Increasing plane risk posed by birds

February 5, 2009 4:14:16 PM PST
With evidence mounting that birds brought down Flight 1549, records uncovered by Eyewitness News show fewer birds being killed even as the risks grow.

Even on the surface, there are signs the Port Authority is failing to control the bird population around LaGuardia. Dig deeper and the data and documents reveal serious short-comings. The Port Authority states "bird strikes have been decreasing" because of its efforts.

While true at JFK, at LaGuardia bird strikes are soaring: from 31 in 2002 to 87 recorded strikes in 2007, up nearly 300 percent. Yet, Fish and Wildlife documents we've obtained show the number of birds killed by the Port Authority has declined each of the last four years, from 595 birds killed or removed in 2004 to just 193 in 2007. We asked the Director of Aviation to explain.

"If you see how aggressive we are every year molting season when geese can't fly, we do an annual round up at Rikers working with DOC and parks," Bill Decota said.

True, the annual roundups have reduced geese on nearby Rikers Island, but elsewhere around the airport, birds have multiplied while bird strikes have tripled.
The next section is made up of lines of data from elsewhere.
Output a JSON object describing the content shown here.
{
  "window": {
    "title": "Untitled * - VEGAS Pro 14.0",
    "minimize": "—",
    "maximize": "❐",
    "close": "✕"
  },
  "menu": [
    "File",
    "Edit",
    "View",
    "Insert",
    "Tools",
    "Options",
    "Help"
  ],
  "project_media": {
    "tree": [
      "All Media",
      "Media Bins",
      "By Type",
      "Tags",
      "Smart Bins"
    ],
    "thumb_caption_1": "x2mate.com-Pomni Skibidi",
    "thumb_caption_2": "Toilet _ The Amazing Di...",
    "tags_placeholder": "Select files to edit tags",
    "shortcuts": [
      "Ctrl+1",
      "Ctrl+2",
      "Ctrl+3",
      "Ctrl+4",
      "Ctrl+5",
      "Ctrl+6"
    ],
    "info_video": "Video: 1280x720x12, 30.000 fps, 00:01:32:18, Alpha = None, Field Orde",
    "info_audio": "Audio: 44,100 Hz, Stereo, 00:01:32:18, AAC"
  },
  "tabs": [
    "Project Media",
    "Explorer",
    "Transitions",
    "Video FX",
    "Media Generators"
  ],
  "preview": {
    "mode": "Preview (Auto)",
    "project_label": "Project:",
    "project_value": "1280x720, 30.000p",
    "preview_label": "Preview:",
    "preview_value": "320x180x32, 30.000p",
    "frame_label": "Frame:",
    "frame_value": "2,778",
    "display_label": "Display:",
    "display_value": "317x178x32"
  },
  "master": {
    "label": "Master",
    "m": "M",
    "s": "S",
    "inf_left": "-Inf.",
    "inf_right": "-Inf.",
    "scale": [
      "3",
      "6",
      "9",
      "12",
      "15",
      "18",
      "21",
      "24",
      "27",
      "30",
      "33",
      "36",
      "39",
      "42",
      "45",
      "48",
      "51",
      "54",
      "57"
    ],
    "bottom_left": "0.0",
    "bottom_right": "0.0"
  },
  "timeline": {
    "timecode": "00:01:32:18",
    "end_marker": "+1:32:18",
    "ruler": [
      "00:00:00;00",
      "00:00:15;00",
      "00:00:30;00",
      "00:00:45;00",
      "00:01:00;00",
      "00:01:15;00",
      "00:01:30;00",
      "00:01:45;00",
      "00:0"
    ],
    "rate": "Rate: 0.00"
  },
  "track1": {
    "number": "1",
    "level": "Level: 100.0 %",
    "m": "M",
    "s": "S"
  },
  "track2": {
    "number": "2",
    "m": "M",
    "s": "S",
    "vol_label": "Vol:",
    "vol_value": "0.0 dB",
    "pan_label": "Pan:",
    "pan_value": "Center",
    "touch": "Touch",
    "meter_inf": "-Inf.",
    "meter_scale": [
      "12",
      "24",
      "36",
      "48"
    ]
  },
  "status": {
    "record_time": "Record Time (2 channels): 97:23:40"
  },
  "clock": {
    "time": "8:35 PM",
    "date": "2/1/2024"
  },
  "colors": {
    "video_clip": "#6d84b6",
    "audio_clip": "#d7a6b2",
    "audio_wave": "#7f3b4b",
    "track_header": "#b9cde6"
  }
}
You would think the Port Authority would have revised or stepped up its wildlife plan to attack the growing problem, yet the latest 2008 plan is the same as the initial one put into effect seven years ago.

"You take a look at things like bird radar. Bird radar is something that wasn't around 10 years ago," he said.

When we asked if bird radar exists at LaGuardia? "There is no bird radar at LGA," he replied.

"They are not doing their job," wildlife biologist Steven Garber, who worked for the Port Authority in the 1990s. "The number of bird strikes is increasing. What they are doing is inadequate. They have to be working harder and instead what you see is that they are working less."

And the last decade is filled with close calls involving bird strikes at LaGuardia: "engine flame outs", "emergency landings," "shattered windshields" and the closest of close calls, Flight 1549, which increasingly appears to have been brought down by birds.

Decota agrees that the warning signs are very serious.

"Absolutely, every bird strike is taken seriously. Every return of every aircraft to the airport is treated seriously.... There's nothing about LaGuardia's Bird Wildlife Management program that isn't very aggressive and very directed toward protecting people and property."

So why then did it take just minutes to find a wide open trash dumpster at a LaGuardia terminal -- a direct violation of their own wildlife management plan that calls for "the elimination of open dumpsters" that could attract birds.

"You would think that right after this crash that they would have people making sure that they are on top of everything, especially the things they are telling the press they're doing," Garber said.

Port Authority says when it comes to bird strikes, LaGuardia is as safe or safer than any other large airport in the country.

We checked it out. Comparing LaGuardia with Logan International in Boston, both airports surrounded by water, LaGuardia has averaged 77 bird strikes per year during the last 3 years. Logan has significantly fewer, averaging 65 strikes per year.